Dentist Questions Teeth Grinding

My son grinds his teeth. What can you do to help him?

My son tends to grind his teeth while he's asleep, and I'm not sure what me or my husband can really do to stop this. Is there anything that you can recommend?

17 Answers

Of course to help you protect your teeth from grinding, it is advisable you see a dentist to check your bite, and possibly get a night guard or occlusal guard to protect other teeth from damage or fracture. I do not recommend medication. Grinding teeth can be due to bad bite, or possibly contributed to heredity factor and stress.
Sometimes kids do this when they are young and they stop grinding when they start losing teeth. If they are old enough to have all of their permanent dentition and he is still grinding, then you need to have a bite guard made to protect his teeth. Also, look at any medication that he takes, especially ADD meds, which have a tendency to cause grinding.
It is not uncommon for children to grind their teeth at night. Sometimes it is due to teeth that are erupting. Other kids are very intense and try to solve their problems while sleeping. It varies with children's age, and tooth position may also be a factor.
How old is your son? If he is getting adult teeth, this transition time is frequently accompanied by grinding. Get a mouth guard.
He needs to do the following:
1) Get a night guard, the hard plastic type
2) Exercise with him, saying "Lips together, teeth apart" before he goes to bed 
3) Try giving him some sort of medication to reduce his tension
If he is young, still has primary or "baby teeth," it's very common and the teeth may wear. Usually, when the adult teeth come in, this stops most often. If he only has adult teeth, a night guard may be recommended.
This is a good and common question. If your son is young (under 5), he will likely grow out of it without any treatment. If he is older, a night guard could be fabricated. More recent studies are showing that grinding is associated with sleep apnea. If you are noticing snoring or pauses in his breathing, take him to his pediatrician.

Hope this helps,

Jossi Stokes, DDS

If your son has baby teeth or mixed dentition, there's not much you can do for grinding of the teeth.
Clenching or grinding of the teeth, which we refer to as bruxism, is a genetically predisposed behavior and will continue throughout the course of one’s lifetime. If you or your husband clench their teeth, then it is very likely that your children, or at least 50% of them, will clench or grind their teeth. If your child is young, then they can wear a simple device at night to prevent the damage associated with clenching, however, that device will have to be replaced at least once every 18 to 24 months. If your child is 16 or above, in all likelihood a device can be made that could be worn for many years without being replaced frequently. In our office, we literally make hundreds of these types of appliances because bruxism is a very common phenomena.
First of all it’s important to know how old he is. Recent research shows s coorlation with sleep disorders and bruxism. Check with your dentist to see about airway and sleep
The orthodontist will perform an examination to determine what is causing the habit of bruxism which is extremely important to diagnose before recommending treatment. The orthodontist specialist who deals particularly with problems of the bite itself. Ask your dentist to refer you to one or consult your Yellow Pages for what is typically a free first examination
They grow out of it, and in my experience treatment is not necessary.
Grinding teeth is very common nowadays, especially if the kids are very active. When they are young and growing, you can try over-the-counter night guards as a temporary solution (the kind that they can use as they grow with the pads in the back to keep the teeth separated and that you don’t mould to fit your teeth).
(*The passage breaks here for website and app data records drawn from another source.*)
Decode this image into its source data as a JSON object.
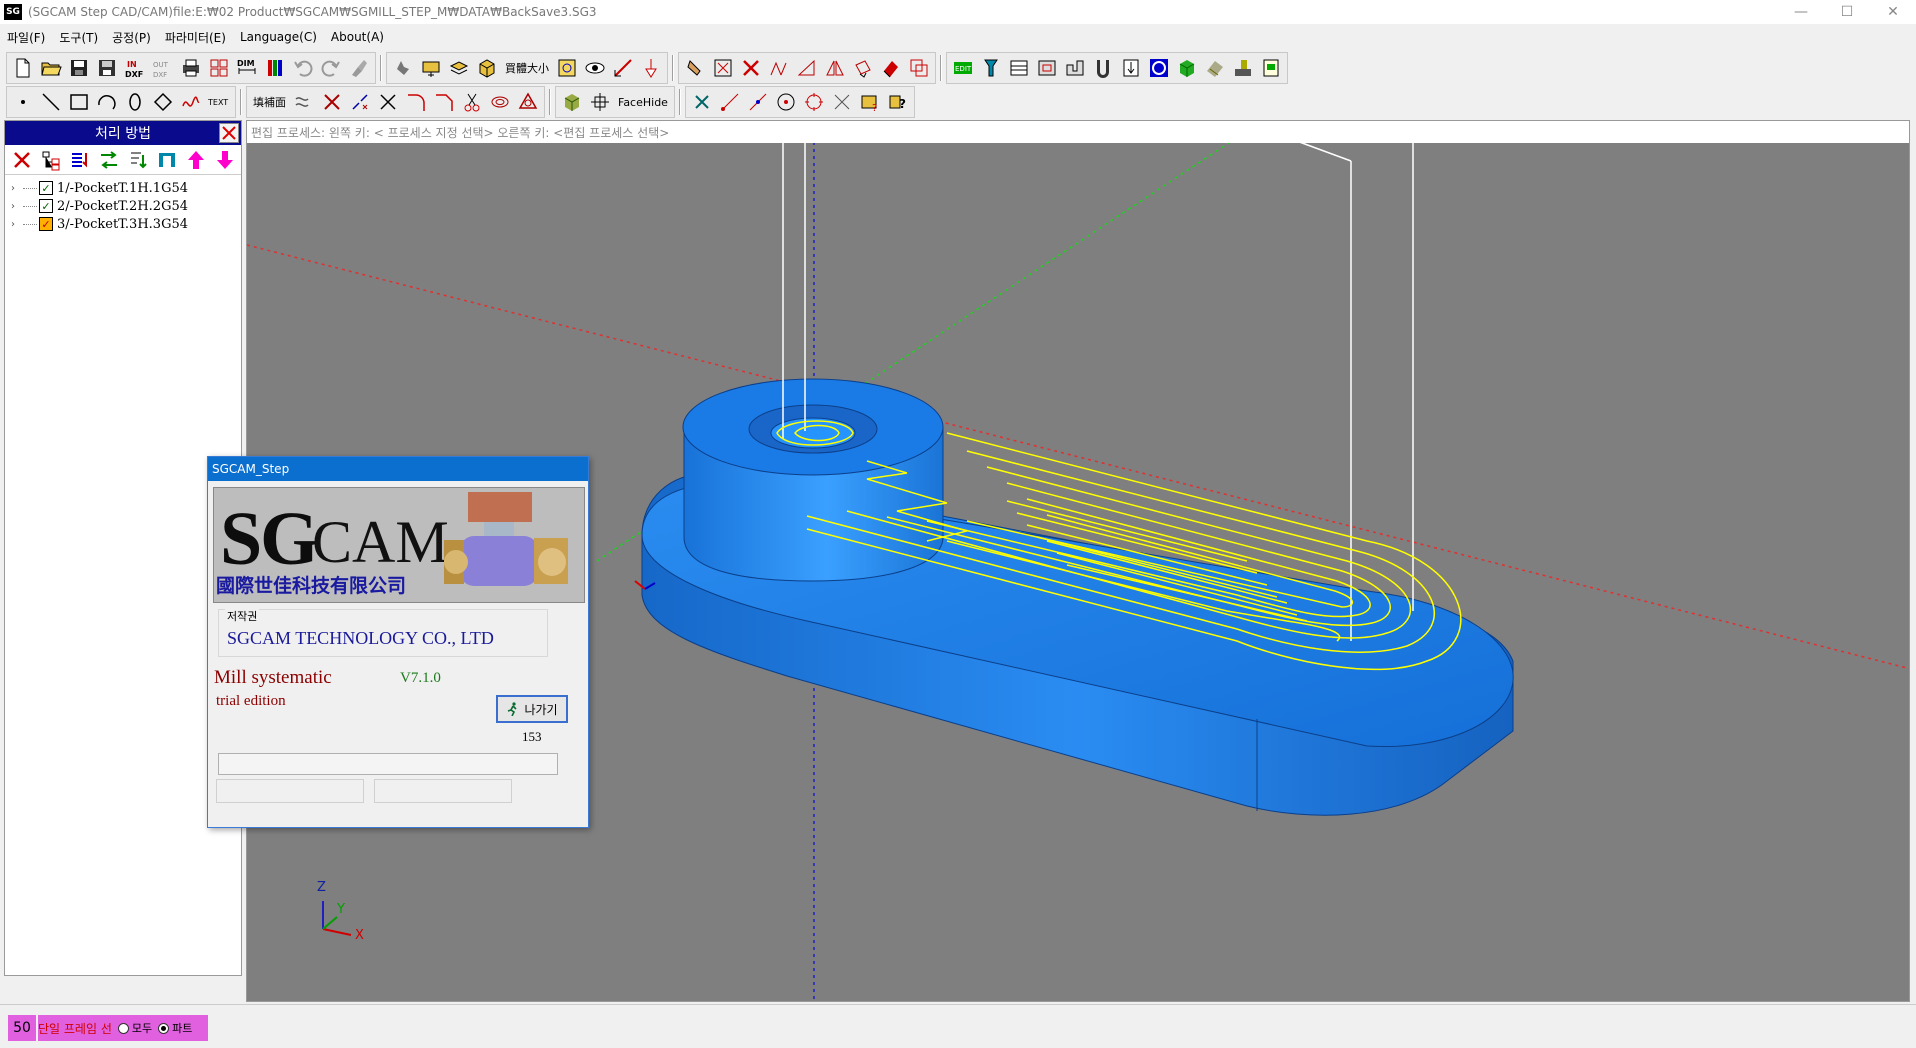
{
  "window": {
    "title": "(SGCAM Step CAD/CAM)file:E:₩02 Product₩SGCAM₩SGMILL_STEP_M₩DATA₩BackSave3.SG3",
    "logo": "SG",
    "min": "—",
    "max": "☐",
    "close": "✕"
  },
  "menu": [
    "파일(F)",
    "도구(T)",
    "공정(P)",
    "파라미터(E)",
    "Language(C)",
    "About(A)"
  ],
  "toolbar": {
    "in_dxf": "IN\nDXF",
    "out_dxf": "OUT\nDXF",
    "dim": "DIM",
    "size_label": "買體大小",
    "fill_label": "填補面",
    "text_label": "TEXT",
    "facehide_label": "FaceHide"
  },
  "left_panel": {
    "title": "처리 방법",
    "items": [
      {
        "label": "1/-PocketT.1H.1G54",
        "checked": true
      },
      {
        "label": "2/-PocketT.2H.2G54",
        "checked": true
      },
      {
        "label": "3/-PocketT.3H.3G54",
        "checked": true
      }
    ]
  },
  "viewport": {
    "status": "편집 프로세스: 왼쪽 키: < 프로세스 지정 선택> 오른쪽 키: <편집 프로세스 선택>",
    "axes": {
      "z": "Z",
      "y": "Y",
      "x": "X"
    },
    "colors": {
      "background": "#7f7f7f",
      "part": "#1f7fe8",
      "toolpath": "#ffff00",
      "tool_line": "#ffffff"
    }
  },
  "dialog": {
    "title": "SGCAM_Step",
    "brand": "SGCAM",
    "brand_s": "S",
    "brand_g": "G",
    "brand_cam": "CAM",
    "registered": "®",
    "company_cn": "國際世佳科技有限公司",
    "copyright_label": "저작권",
    "copyright_value": "SGCAM TECHNOLOGY CO., LTD",
    "product": "Mill systematic",
    "version": "V7.1.0",
    "edition": "trial edition",
    "exit_label": "나가기",
    "counter": "153"
  },
  "bottom": {
    "frame_count": "50",
    "frame_label": "단일 프레임 선",
    "radio_all": "모두",
    "radio_part": "파트",
    "selected": "파트"
  }
}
Your son grinding his teeth can be related to several issues. It could be some sleep issue, teeth position or is during period of permanent teeth growth. We recommend an oral appliance that will help with grinding and at the same time will resolve any sleep related issues and teeth position.


Lisa Wu, DMD
Grinding of teeth is misunderstood as a bad thing. It isn't. Nature wants our teeth to fit and function in a very specific way. When they don't meet quite right, our brain is programmed to tell the muscles to grind away whatever is interfering with ideal contact. It's nature's way of doing its own dentistry. If it continues into the permanent teeth, then a dentist should be consulted to reshape the teeth with gentle forces using a process termed "occlusal adjustment".
Many times this is something that a child will out grow. But it may also indicate a breathing problem that could be associated with sinuses or tonsils. You may want to look into this with the child's physician.
Depending on the age, a custom night guard can be made to fit his teeth for wearing at night that won't easily come out while sleeping. For younger children, it's more difficult due to changing dentition. Sometimes a youth football mouthpiece can be useful.